SUPPLIED ENTRIES Start Marker

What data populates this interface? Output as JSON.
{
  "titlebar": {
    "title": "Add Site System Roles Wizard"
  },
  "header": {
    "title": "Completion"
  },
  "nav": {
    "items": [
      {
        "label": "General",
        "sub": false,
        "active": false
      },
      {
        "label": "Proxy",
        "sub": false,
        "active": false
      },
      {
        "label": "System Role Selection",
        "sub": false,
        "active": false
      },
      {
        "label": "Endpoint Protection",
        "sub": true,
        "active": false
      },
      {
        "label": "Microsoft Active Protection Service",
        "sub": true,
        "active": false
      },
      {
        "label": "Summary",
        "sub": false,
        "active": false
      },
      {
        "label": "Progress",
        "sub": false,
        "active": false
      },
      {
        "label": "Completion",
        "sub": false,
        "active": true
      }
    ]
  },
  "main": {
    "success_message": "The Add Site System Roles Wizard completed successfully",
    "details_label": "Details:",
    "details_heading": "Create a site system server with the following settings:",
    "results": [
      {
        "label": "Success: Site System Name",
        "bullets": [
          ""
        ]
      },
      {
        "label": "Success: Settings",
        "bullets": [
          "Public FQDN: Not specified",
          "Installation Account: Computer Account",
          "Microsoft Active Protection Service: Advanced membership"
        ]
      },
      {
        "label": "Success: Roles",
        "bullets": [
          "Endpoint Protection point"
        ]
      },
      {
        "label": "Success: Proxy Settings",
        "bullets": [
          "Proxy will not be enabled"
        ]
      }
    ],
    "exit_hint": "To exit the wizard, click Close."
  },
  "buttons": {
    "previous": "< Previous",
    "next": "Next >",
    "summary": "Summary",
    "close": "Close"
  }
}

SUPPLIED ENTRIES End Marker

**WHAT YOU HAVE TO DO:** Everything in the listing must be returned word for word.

**REPLY TO THE EXERCISE:**
What data populates this interface? Output as JSON.
{
  "titlebar": {
    "title": "Add Site System Roles Wizard"
  },
  "header": {
    "title": "Completion"
  },
  "nav": {
    "items": [
      {
        "label": "General",
        "sub": false,
        "active": false
      },
      {
        "label": "Proxy",
        "sub": false,
        "active": false
      },
      {
        "label": "System Role Selection",
        "sub": false,
        "active": false
      },
      {
        "label": "Endpoint Protection",
        "sub": true,
        "active": false
      },
      {
        "label": "Microsoft Active Protection Service",
        "sub": true,
        "active": false
      },
      {
        "label": "Summary",
        "sub": false,
        "active": false
      },
      {
        "label": "Progress",
        "sub": false,
        "active": false
      },
      {
        "label": "Completion",
        "sub": false,
        "active": true
      }
    ]
  },
  "main": {
    "success_message": "The Add Site System Roles Wizard completed successfully",
    "details_label": "Details:",
    "details_heading": "Create a site system server with the following settings:",
    "results": [
      {
        "label": "Success: Site System Name",
        "bullets": [
          ""
        ]
      },
      {
        "label": "Success: Settings",
        "bullets": [
          "Public FQDN: Not specified",
          "Installation Account: Computer Account",
          "Microsoft Active Protection Service: Advanced membership"
        ]
      },
      {
        "label": "Success: Roles",
        "bullets": [
          "Endpoint Protection point"
        ]
      },
      {
        "label": "Success: Proxy Settings",
        "bullets": [
          "Proxy will not be enabled"
        ]
      }
    ],
    "exit_hint": "To exit the wizard, click Close."
  },
  "buttons": {
    "previous": "< Previous",
    "next": "Next >",
    "summary": "Summary",
    "close": "Close"
  }
}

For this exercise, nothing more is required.